Opposite the lane are Fanshawe Cottage (the home of Maria Rathbone, whose tragic death aged 8 on a shopping expedition in December 1822 is recounted in the Henbury History) and Apostle Cottage, which once housed a Sunday School: the yard between the two cottages used to be called Hallelujah Square!
Continue north on the road, past a track on the right (to Sandbach Farm) and on for another 400m to Lingards Farm on the left.
Henbury Moss, with its closely packed farms and cottages is believed to be the oldest part of Henbury. The earliest record of Lingards Farm, where the house once contained wattle and daub, is a lease by Sir Fulk Lucy and Dame Isabella of Henbury Hall to John Harrop in 1667. The premises were conveyed in 1713 to John Lingard, a blacksmith of Monks Heath. Later the farm was sold to the Capesthorne estate, and a recent occupant thought that an earlier tenant used to do the Capesthorne laundry.
Take the rough track to the left on the far side of Lingards Farm and over a stile by a gate. You are now on an ancient carriageway from Capesthorne to Macclesfield. Continue with the hedge on your right to another stile in 15 m. Keep the hedge on your right and in 100 m you come to a green lane. Stay on the track at this point (ignore the stile a little to left). You pass a track to Marlheath Farm on right.
Marl Heath, or Marl Earth Farm is a timber framed farmhouse, dating back at least to the 17th century, when it was called Cragg's Tenement. At various times it has been owned by the Henbury and the Capesthorne estates.
Keep with the track to pass Henbury Lodge and in ¾ Km you come to the A34 opposite Capesthorne East Lodge.
Capesthorne, the seat of the Bromley-Davenports (open to the public at certain times) is worth a diversion. The present house, built in 1722, replaced a 15th century building nearby. The Davenport and Ward families, ancestors of the present owners are believed to have lived on this site since Domesday times.
Go left on the road for ½ Km and where the road bends right go left on a track, through a gate and so to Redesmere on your right. When the fence on the left curls off left go straight on towards the Sailing Club entrance. Pass the entrance to a facing gate ahead to a path through trees.
Fanshawe Vicarage can be glimpsed through trees on the left. Although it used to be the vicarage for Siddington, it actually lies within Henbury Parish.
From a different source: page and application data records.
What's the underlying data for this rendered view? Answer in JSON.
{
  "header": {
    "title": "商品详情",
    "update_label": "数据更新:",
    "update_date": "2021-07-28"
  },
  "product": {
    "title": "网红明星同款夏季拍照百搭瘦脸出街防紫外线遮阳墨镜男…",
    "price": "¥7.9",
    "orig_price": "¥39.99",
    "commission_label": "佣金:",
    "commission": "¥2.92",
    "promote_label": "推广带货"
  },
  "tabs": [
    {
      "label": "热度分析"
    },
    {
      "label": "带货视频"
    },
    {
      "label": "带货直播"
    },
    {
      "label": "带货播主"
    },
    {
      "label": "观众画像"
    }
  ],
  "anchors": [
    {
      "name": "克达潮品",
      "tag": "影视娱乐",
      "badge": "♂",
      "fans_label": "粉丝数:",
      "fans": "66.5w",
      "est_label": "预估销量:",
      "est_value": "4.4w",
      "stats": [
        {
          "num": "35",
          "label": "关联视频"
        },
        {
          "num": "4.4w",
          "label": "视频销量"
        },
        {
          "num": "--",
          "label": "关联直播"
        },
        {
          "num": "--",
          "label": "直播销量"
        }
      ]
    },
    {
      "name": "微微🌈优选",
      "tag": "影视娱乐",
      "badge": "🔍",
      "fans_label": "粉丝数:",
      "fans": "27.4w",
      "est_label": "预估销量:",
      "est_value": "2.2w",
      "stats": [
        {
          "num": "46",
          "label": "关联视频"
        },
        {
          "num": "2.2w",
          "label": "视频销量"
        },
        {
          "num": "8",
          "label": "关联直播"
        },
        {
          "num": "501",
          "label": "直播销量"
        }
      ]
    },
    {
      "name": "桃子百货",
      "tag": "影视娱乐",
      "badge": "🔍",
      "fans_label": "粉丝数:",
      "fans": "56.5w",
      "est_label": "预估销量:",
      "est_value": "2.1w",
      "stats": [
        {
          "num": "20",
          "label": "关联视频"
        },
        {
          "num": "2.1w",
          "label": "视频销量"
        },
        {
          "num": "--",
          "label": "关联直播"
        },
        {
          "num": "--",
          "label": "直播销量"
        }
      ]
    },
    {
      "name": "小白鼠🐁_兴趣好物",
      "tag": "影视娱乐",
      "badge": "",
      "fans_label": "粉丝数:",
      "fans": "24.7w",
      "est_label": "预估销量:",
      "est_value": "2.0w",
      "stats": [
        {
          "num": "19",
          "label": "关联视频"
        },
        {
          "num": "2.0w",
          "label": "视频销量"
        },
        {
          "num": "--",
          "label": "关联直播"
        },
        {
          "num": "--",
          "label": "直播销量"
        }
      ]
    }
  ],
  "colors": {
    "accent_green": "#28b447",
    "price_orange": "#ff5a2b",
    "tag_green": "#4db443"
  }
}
A vicar's son, Wilfrid Elstobb who lived here was awarded the D.S.O. in 1917 and a posthumous Victoria Cross in March 1918 for valour on the front line at St Quentin.
Go over a footbridge and in 50 m, when the bridle path goes off left to Fanshawe Brook Lane, go straight on over a stile to a path which takes you between fence and wood to another stile and on across field to a stile out on to the road. Go right and back to the car: there is usually an ice-cream van as a reward!).
*The shortcut from Hazelwall is a direct route across fields, well marked by stiles, to a muddy crossing of Fanshawe Brook at the start of Fanshawe Brook Lane, which leads to Fanshawe Vicarage and the end of the main walk. On this lane there are some attractive thatched cottages, including Glebe Cottage which must at one time have belonged to Siddington Church.
Extension 2a. Start from Redesmere by walking south 300 m along the A34 and turn left on the B5392. After 80 m take the driveway to Siddington Church on the right, and on down a path facing the porch, through a gate into a field. Go slightly right across fields via 3 stiles; over the third go down the field leaving the fence on the left to reach a stile by a pond. With the bank on your left, cross a stile on your left and make for Northwood Farm. Take the stile just before the farm gate, skirt the farm and turn left along a farm track for 1 Km to Marton Lane.
Follow Marton Lane to the left for 400 m; just before a wood turn left on a track to Crabtree Moss Farm. Go through the farm yard and through a facing gate. Follow a hedge and take the track to the right through two gates. Approaching Henshaw Hall Farm, ignore a path to the right, and after 100 m turn right, through the farm outbuildings to the access road, which becomes Henshaw Lane. Cross the B5393 to rejoin the main walk.